Every time I watched The Sound of Music (1965), I imagined Julie Andrews running up the hill, spinning around and triggering Armageddon. And when I watched Apocalypse Now (1979) with all these aerial views of helicopters, I thought “Wow! That’s like the air over Salzburg at the beginning of The Sound of Music.” So I put “The End” by The Doors on the audio timeline next to “The Hills Are Alive,” and it turns out they’re in the same key. And I only had to time-correct one of them slightly and the two films played perfectly on top of one another. But that happens a lot… (Vicki Bennett interviewed by Colm McAuliffe: British Film Institute)

Mad Ladders (2015) by Michael Robinson

A modern prophet’s visions of mythical destruction and transformation are recounted across a turbulent geometric ceremony of rising curtains, swirling set pieces, and unveiled idols from music television’s past. Together, these parallel cults of revelation unlock a pathway to the far side of the sun. (Michael Robinson)

Madness Remixed (2021) by Rhea Storr

Contains flashing images. Beyonce to Miley Cyrus to Diana Ross, all have worn Josephine Baker’s now infamous Banana Skirt, performed by Baker in 1926 in a show entitled ‘La Folie Du Jour (The Madness of the Day). The Banana skirt is an exoticisation of the Black body yet it continues to be worn in homage and appropriation. Madness Remixed examines the fetishisation of Josephine Baker’s body through data moshing analogue film. Seen here in Siren of the Tropics (1927) washing the whiteface from her body in the bath, Josephine Baker is compared with a film fetish, a 16mm abstraction optically printed with latex and glitter. Cultural labour is contrasted with plantation labour. What unfolds is a questioning of which images of Black bodies should be reproduced and on what terms. (Rhea Storr)

Looking for Jiro (2011) by TT Takemoto

Looking for Jiro is an experimental performance video inspired by Jiro Onuma, a gay Japanese immigrant who endured the American incarceration camps during World War II. At age 38, Onuma was imprisoned at Topaz concentration camp in Utah where he worked in the mess hall. His archival collection reveals that he was an avid fan of homoerotic male physique magazines and was especially fond of muscular men. How did this dandy gay bachelor from San Francisco survive the isolation, humiliation and homophobia of imprisonment?
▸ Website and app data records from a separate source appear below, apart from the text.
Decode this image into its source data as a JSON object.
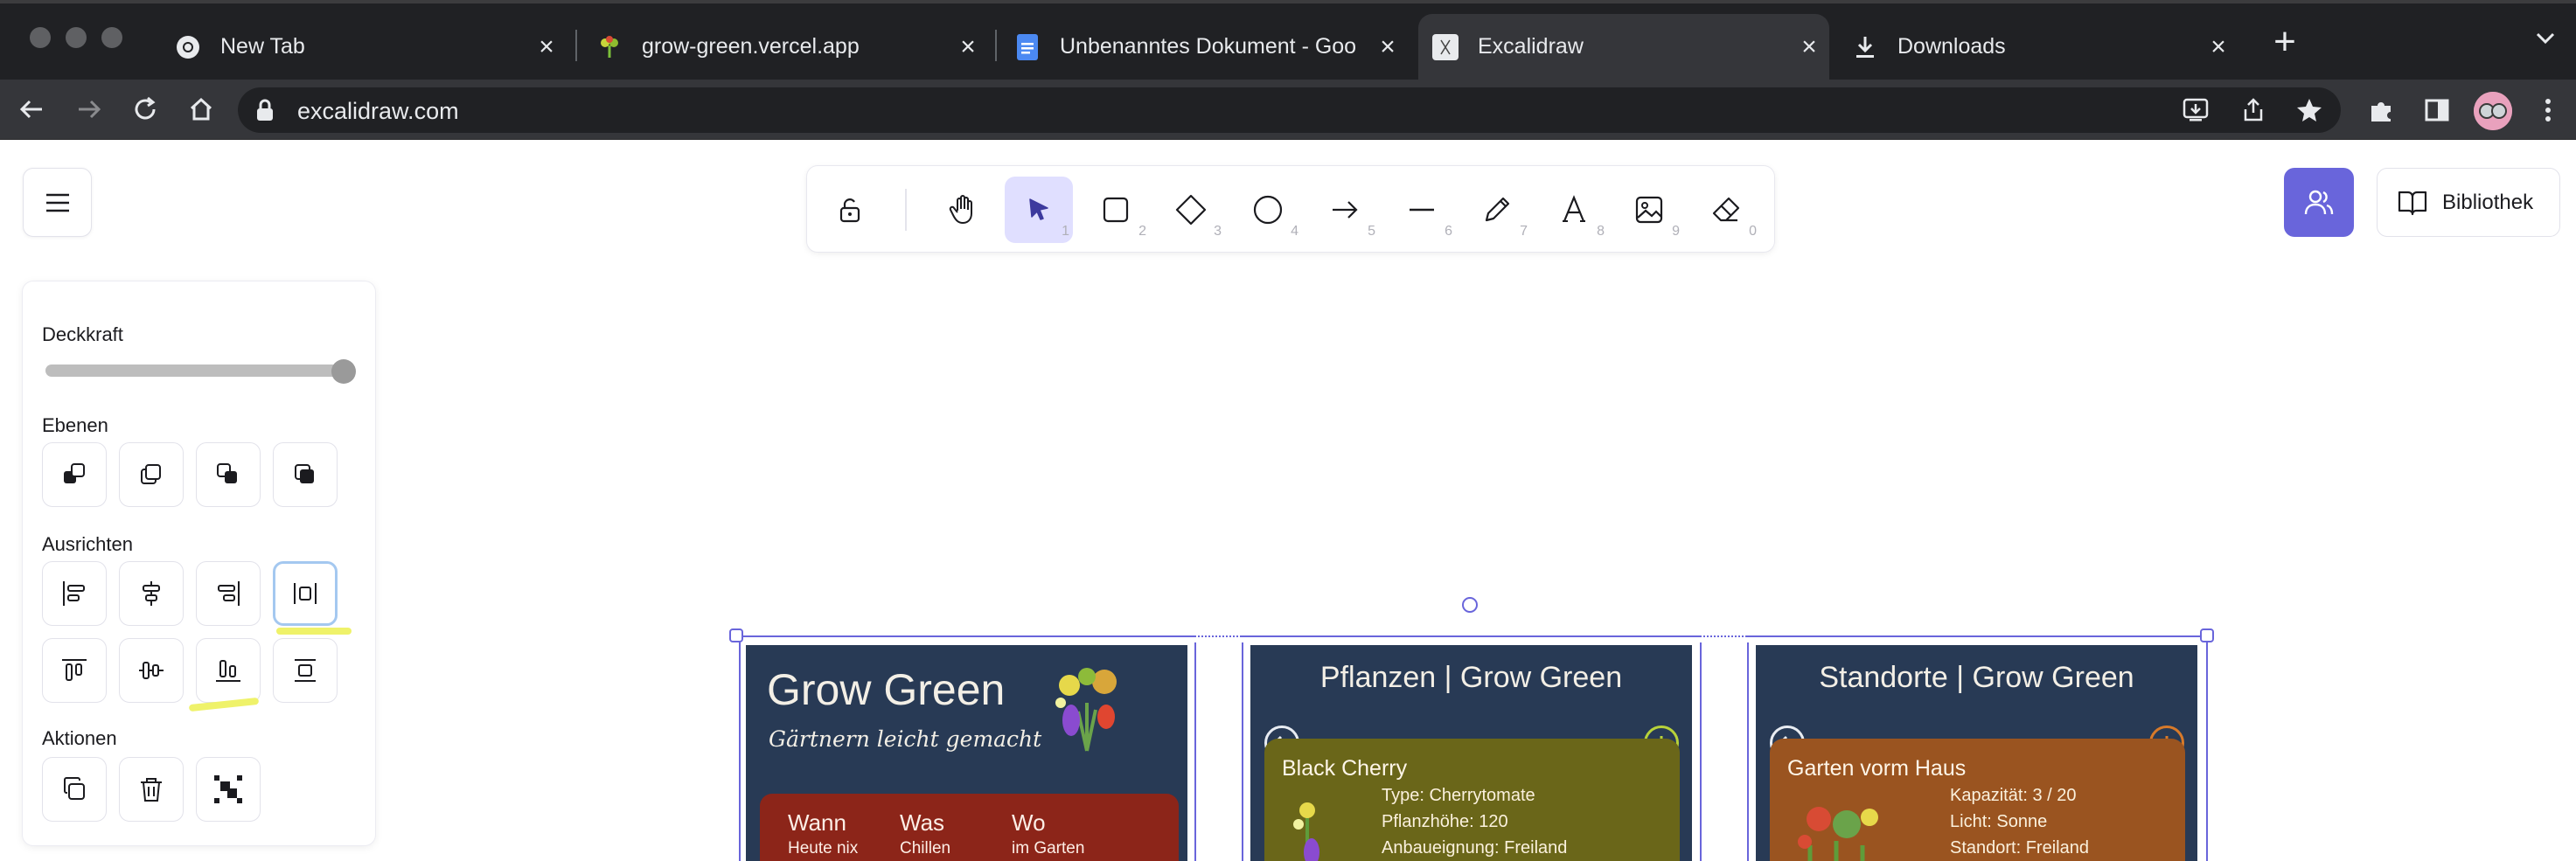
{
  "browser": {
    "tabs": [
      {
        "label": "New Tab",
        "favicon": "chrome-icon"
      },
      {
        "label": "grow-green.vercel.app",
        "favicon": "plant-icon"
      },
      {
        "label": "Unbenanntes Dokument - Goo",
        "favicon": "docs-icon"
      },
      {
        "label": "Excalidraw",
        "favicon": "excalidraw-icon",
        "active": true
      },
      {
        "label": "Downloads",
        "favicon": "download-icon"
      }
    ],
    "url": "excalidraw.com"
  },
  "excalidraw": {
    "tools": [
      {
        "name": "lock",
        "num": ""
      },
      {
        "name": "hand",
        "num": ""
      },
      {
        "name": "selection",
        "num": "1"
      },
      {
        "name": "rectangle",
        "num": "2"
      },
      {
        "name": "diamond",
        "num": "3"
      },
      {
        "name": "ellipse",
        "num": "4"
      },
      {
        "name": "arrow",
        "num": "5"
      },
      {
        "name": "line",
        "num": "6"
      },
      {
        "name": "draw",
        "num": "7"
      },
      {
        "name": "text",
        "num": "8"
      },
      {
        "name": "image",
        "num": "9"
      },
      {
        "name": "eraser",
        "num": "0"
      }
    ],
    "library_label": "Bibliothek",
    "accent": "#6965db"
  },
  "properties": {
    "opacity_label": "Deckkraft",
    "opacity_value": 100,
    "layers_label": "Ebenen",
    "align_label": "Ausrichten",
    "actions_label": "Aktionen"
  },
  "cards": {
    "home": {
      "title": "Grow Green",
      "subtitle": "Gärtnern leicht gemacht",
      "columns": [
        {
          "head": "Wann",
          "value": "Heute nix"
        },
        {
          "head": "Was",
          "value": "Chillen"
        },
        {
          "head": "Wo",
          "value": "im Garten"
        }
      ]
    },
    "plants": {
      "title": "Pflanzen | Grow Green",
      "item_title": "Black Cherry",
      "lines": [
        "Type: Cherrytomate",
        "Pflanzhöhe: 120",
        "Anbaueignung: Freiland"
      ]
    },
    "locations": {
      "title": "Standorte | Grow Green",
      "item_title": "Garten vorm Haus",
      "lines": [
        "Kapazität: 3 / 20",
        "Licht: Sonne",
        "Standort: Freiland"
      ]
    }
  }
}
This queer musical mash-up video features drag king performance, US propaganda footage, muscle building and homoerotic bread making, combining archival materials, queer speculation, and camp aesthetics to imagine alternative queer visions of Japanese American history. (TT Takemoto)

Another Worldy (2001) by Leslie Thornton

Pairing dated East German techno music with early twentieth-century film reels of cabaret lines and vaudevillean dance productions, Another Worldy forces the viewer to question categories of “old” and “new,” “good” and “bad.” (Leslie Thornton)